§ **What is needed**
Take the entries below and give them back exactly. Leave out nothing.

Supplied records Start Marker

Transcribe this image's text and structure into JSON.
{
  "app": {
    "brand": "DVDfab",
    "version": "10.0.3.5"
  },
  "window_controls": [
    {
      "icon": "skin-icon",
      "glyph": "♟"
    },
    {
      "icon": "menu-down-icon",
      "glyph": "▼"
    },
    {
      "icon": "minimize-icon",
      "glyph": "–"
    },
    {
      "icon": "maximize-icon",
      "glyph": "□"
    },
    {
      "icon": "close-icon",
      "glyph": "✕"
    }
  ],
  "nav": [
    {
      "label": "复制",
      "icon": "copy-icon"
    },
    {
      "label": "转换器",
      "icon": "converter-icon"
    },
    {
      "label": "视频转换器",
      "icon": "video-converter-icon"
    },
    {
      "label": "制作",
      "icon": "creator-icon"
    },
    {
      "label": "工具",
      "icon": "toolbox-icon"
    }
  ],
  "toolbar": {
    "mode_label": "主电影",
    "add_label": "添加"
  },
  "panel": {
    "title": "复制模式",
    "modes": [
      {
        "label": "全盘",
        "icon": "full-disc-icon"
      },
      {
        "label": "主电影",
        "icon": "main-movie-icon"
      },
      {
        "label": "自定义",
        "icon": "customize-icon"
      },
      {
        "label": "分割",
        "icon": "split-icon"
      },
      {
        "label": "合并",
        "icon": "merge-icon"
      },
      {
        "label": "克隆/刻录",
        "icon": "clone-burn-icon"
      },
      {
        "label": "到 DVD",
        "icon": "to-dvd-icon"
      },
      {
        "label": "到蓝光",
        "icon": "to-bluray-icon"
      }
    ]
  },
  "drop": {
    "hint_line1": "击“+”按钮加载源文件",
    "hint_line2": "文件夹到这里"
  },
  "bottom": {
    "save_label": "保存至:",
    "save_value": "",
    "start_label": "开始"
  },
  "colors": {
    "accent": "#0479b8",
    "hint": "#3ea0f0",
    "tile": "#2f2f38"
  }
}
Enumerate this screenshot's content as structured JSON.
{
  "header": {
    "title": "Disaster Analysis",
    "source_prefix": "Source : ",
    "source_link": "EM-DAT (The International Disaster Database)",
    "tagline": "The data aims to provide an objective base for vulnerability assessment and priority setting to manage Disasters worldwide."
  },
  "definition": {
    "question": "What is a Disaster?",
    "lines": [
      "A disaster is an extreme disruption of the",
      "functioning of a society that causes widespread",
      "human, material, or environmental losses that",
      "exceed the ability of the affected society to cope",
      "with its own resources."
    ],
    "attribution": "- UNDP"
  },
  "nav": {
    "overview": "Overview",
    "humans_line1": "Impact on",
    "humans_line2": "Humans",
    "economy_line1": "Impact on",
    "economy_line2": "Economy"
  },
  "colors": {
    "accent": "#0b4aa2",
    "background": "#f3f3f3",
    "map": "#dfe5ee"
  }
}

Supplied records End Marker

§ **Problem solution**
Transcribe this image's text and structure into JSON.
{
  "app": {
    "brand": "DVDfab",
    "version": "10.0.3.5"
  },
  "window_controls": [
    {
      "icon": "skin-icon",
      "glyph": "♟"
    },
    {
      "icon": "menu-down-icon",
      "glyph": "▼"
    },
    {
      "icon": "minimize-icon",
      "glyph": "–"
    },
    {
      "icon": "maximize-icon",
      "glyph": "□"
    },
    {
      "icon": "close-icon",
      "glyph": "✕"
    }
  ],
  "nav": [
    {
      "label": "复制",
      "icon": "copy-icon"
    },
    {
      "label": "转换器",
      "icon": "converter-icon"
    },
    {
      "label": "视频转换器",
      "icon": "video-converter-icon"
    },
    {
      "label": "制作",
      "icon": "creator-icon"
    },
    {
      "label": "工具",
      "icon": "toolbox-icon"
    }
  ],
  "toolbar": {
    "mode_label": "主电影",
    "add_label": "添加"
  },
  "panel": {
    "title": "复制模式",
    "modes": [
      {
        "label": "全盘",
        "icon": "full-disc-icon"
      },
      {
        "label": "主电影",
        "icon": "main-movie-icon"
      },
      {
        "label": "自定义",
        "icon": "customize-icon"
      },
      {
        "label": "分割",
        "icon": "split-icon"
      },
      {
        "label": "合并",
        "icon": "merge-icon"
      },
      {
        "label": "克隆/刻录",
        "icon": "clone-burn-icon"
      },
      {
        "label": "到 DVD",
        "icon": "to-dvd-icon"
      },
      {
        "label": "到蓝光",
        "icon": "to-bluray-icon"
      }
    ]
  },
  "drop": {
    "hint_line1": "击“+”按钮加载源文件",
    "hint_line2": "文件夹到这里"
  },
  "bottom": {
    "save_label": "保存至:",
    "save_value": "",
    "start_label": "开始"
  },
  "colors": {
    "accent": "#0479b8",
    "hint": "#3ea0f0",
    "tile": "#2f2f38"
  }
}
Enumerate this screenshot's content as structured JSON.
{
  "header": {
    "title": "Disaster Analysis",
    "source_prefix": "Source : ",
    "source_link": "EM-DAT (The International Disaster Database)",
    "tagline": "The data aims to provide an objective base for vulnerability assessment and priority setting to manage Disasters worldwide."
  },
  "definition": {
    "question": "What is a Disaster?",
    "lines": [
      "A disaster is an extreme disruption of the",
      "functioning of a society that causes widespread",
      "human, material, or environmental losses that",
      "exceed the ability of the affected society to cope",
      "with its own resources."
    ],
    "attribution": "- UNDP"
  },
  "nav": {
    "overview": "Overview",
    "humans_line1": "Impact on",
    "humans_line2": "Humans",
    "economy_line1": "Impact on",
    "economy_line2": "Economy"
  },
  "colors": {
    "accent": "#0b4aa2",
    "background": "#f3f3f3",
    "map": "#dfe5ee"
  }
}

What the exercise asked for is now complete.